Following up on Lisa’s post, I see that the FASB has summarized the key conclusions of this week’s Board meeting:

The Board agreed to propose a model to improve financial reporting for financial instruments.   The Board reached the following decisions:

  1. The Board agreed to propose that all financial instruments will be presented on the balance sheet at fair value with changes in value recognized in net income or other comprehensive income with an optional exception for own debt in certain circumstances, which will be measured at amortized cost.   For those financial instruments whose change in value is recognized in other comprehensive income, amortized cost will be displayed on the balance sheet in addition to a fair value adjustment to arrive at fair value.
  2. The Board agreed to propose that changes in an instrument’s value may be recognized in other comprehensive income on the basis of qualifying criteria related to an entity’s management intent/business model and the cash flow variability of the instrument.

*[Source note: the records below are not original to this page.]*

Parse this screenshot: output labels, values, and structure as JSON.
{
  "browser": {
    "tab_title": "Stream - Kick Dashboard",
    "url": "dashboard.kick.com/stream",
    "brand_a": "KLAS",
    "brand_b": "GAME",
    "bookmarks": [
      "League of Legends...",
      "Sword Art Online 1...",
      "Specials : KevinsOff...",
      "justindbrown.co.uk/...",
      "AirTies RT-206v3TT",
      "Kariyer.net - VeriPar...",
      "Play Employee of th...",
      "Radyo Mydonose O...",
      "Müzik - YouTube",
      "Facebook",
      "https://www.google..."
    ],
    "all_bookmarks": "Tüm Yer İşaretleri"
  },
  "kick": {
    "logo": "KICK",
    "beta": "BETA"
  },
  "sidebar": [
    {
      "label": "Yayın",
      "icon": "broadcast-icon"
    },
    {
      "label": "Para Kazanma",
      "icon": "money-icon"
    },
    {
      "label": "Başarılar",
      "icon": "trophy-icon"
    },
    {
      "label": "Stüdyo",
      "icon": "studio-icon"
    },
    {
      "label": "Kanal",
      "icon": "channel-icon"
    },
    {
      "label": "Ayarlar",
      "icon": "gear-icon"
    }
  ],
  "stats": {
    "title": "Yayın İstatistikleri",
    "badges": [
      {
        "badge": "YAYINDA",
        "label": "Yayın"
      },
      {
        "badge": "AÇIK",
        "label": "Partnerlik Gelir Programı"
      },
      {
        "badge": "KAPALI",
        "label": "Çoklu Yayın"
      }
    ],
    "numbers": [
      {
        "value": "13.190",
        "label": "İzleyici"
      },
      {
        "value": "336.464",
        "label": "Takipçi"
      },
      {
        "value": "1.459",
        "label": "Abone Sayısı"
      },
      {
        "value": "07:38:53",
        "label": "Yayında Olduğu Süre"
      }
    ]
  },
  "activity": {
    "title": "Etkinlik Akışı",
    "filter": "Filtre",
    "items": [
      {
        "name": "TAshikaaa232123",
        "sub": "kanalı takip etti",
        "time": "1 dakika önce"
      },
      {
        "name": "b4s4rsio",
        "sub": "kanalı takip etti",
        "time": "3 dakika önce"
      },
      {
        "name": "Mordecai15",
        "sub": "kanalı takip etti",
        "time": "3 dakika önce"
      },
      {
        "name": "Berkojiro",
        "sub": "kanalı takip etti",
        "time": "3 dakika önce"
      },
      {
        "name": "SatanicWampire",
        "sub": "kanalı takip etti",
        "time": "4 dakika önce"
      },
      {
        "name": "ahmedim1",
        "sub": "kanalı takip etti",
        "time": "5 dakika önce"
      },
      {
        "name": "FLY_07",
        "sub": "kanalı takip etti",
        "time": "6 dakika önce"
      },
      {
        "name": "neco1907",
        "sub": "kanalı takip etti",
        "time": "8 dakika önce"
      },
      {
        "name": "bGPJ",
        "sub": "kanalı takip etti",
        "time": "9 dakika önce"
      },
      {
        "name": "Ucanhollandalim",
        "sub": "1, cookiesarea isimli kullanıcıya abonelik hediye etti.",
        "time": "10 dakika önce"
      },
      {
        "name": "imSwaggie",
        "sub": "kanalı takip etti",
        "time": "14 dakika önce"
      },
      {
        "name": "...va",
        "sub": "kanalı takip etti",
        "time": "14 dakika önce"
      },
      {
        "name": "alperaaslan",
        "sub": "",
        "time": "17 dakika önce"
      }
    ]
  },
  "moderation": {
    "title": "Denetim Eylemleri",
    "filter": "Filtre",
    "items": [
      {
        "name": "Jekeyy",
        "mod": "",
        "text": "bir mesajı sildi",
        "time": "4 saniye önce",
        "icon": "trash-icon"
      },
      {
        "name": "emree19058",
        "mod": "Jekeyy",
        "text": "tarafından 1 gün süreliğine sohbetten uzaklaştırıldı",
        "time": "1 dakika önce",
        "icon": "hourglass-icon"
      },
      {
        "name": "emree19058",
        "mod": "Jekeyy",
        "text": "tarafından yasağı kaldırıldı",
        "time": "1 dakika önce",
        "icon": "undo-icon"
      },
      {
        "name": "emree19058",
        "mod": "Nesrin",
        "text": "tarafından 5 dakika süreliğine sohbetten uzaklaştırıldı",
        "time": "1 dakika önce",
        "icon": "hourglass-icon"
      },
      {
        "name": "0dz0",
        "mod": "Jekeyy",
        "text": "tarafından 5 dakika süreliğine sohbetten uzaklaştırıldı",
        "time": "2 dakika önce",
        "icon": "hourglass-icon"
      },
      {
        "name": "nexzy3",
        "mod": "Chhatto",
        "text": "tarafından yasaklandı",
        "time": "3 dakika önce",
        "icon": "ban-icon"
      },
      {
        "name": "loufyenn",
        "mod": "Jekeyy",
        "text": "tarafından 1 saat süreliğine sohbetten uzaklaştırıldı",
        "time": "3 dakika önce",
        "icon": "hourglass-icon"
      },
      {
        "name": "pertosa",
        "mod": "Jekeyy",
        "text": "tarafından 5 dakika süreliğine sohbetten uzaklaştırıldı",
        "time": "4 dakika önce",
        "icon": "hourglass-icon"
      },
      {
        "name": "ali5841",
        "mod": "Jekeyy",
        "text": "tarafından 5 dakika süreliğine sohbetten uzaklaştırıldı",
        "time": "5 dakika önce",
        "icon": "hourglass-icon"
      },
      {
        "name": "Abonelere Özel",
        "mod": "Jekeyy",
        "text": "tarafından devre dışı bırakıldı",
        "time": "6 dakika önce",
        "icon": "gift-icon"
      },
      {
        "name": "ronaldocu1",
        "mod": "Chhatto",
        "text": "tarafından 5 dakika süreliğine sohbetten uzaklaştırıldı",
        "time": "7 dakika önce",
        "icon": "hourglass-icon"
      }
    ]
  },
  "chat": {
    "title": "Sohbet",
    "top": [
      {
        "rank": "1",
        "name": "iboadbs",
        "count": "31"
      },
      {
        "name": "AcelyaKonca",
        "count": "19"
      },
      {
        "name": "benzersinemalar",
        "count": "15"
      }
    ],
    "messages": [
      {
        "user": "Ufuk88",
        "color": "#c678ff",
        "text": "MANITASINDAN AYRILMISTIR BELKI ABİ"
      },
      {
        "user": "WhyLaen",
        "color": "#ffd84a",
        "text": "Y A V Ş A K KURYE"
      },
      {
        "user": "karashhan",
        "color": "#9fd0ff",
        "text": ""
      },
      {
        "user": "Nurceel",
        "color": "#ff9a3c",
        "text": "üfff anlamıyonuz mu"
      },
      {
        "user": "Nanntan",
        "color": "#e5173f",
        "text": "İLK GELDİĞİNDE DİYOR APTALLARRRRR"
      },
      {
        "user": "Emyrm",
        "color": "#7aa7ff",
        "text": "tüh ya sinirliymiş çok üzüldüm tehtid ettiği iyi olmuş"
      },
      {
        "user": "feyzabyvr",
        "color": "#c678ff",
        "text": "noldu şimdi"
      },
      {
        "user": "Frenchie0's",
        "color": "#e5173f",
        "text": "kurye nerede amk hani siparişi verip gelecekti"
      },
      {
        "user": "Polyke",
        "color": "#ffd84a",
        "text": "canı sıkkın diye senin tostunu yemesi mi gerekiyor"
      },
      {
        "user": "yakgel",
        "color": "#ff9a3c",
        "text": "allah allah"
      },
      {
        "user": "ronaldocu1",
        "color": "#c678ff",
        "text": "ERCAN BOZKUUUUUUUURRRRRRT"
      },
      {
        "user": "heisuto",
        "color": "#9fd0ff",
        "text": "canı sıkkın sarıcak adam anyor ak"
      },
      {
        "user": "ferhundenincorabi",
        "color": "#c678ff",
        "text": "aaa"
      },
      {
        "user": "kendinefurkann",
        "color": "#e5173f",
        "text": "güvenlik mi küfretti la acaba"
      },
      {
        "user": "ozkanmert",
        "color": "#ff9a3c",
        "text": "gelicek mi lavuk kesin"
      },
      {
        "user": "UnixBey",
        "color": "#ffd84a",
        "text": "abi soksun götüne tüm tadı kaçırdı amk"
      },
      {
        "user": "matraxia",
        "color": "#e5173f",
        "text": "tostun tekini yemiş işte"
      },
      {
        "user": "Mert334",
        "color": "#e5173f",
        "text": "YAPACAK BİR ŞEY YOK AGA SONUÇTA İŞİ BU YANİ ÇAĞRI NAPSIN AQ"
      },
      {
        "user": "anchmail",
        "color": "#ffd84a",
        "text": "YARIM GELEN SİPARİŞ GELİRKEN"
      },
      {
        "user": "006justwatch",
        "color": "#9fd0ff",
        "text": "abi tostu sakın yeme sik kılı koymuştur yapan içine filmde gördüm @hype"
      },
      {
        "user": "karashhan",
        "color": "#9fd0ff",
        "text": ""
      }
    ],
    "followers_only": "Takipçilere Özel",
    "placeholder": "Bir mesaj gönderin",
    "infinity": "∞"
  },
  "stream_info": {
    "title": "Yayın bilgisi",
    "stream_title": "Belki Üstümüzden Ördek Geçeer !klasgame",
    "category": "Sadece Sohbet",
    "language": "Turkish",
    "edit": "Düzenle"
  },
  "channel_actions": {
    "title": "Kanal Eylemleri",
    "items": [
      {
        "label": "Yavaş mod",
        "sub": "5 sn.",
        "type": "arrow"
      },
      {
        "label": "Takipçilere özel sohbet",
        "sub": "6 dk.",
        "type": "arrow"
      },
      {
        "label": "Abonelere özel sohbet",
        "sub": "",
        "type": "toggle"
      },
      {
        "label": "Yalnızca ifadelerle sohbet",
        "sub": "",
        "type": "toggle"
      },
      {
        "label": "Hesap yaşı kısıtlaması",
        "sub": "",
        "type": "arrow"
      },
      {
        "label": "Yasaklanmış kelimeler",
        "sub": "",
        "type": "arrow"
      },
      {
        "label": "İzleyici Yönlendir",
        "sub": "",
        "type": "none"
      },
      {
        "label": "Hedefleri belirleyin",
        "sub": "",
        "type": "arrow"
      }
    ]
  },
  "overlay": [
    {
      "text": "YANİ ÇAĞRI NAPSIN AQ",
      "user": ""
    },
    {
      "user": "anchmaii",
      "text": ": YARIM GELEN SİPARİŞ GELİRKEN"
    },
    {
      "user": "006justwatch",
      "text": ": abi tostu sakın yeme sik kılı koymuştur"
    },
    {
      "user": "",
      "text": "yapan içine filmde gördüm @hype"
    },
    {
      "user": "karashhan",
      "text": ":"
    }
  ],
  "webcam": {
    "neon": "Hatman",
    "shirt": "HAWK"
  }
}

The Board will provide additional guidance on how to apply those qualifying criteria.   The Board agreed to propose that changes in value for derivatives, equity securities, and hybrid instruments containing embedded derivatives requiring bifurcation under FASB Statement No. 133, Accounting for Derivative Instruments and Hedging Activities, will be recognized in net income.   The Board agreed to propose that for all financial instruments, interest and dividends will continue to be recognized in net income.   Credit impairments, as well as realized gains and losses from sale and settlement, also will be recognized in net income.   The classification of instruments will be determined at initial recognition of the instrument and will not be subsequently changed.
  3. The Board agreed to propose to require one statement of financial performance with subtotals for net income and other comprehensive income.  It also agreed to propose to continue to only require earnings per share for net income.

Point 1 reflects the discomfort that some Board members have expressed about fair valuing a firm’s own debt.  Leslie Seidman and Larry Smith both emphasized their concerns when they spoke at FASRI Office Hours.  (If you haven’t seen it, definitely take a look at my summary of Leslie’s comments about when FV is appropriate.)  Both 1 and 3 reflect a surprising degree of sensitivity to presentation issues.  Some fair value  changes will pass through ‘other comprehensive income’ — which no doubt will partly mollify the American Banking Association (again, thanks to Lisa for this pointer to the ABA).  But the Board is going to make sure that even these changes get a fair bit of exposure, with disclosure of fair values on the balance sheet, and (point 3) other comprehensive income subtotled on the income statement.  However, point 3′s decisions to “only require earnings per share for net income” probably means that analysts and the financial press will focus on net income, not comprehensive income.

It will be interesting to see if and how these decisions will change the tenor of the fair value debate (including this one between Hales, Waymire and Wilks).  The option to carry own debt at amortized cost will quiet some critics, but I wonder how many will be pleased with the role of management intent/business model.

These decisions are part of a larger project on Improvements to Recognition and Measurement of Financial Instruments, details here.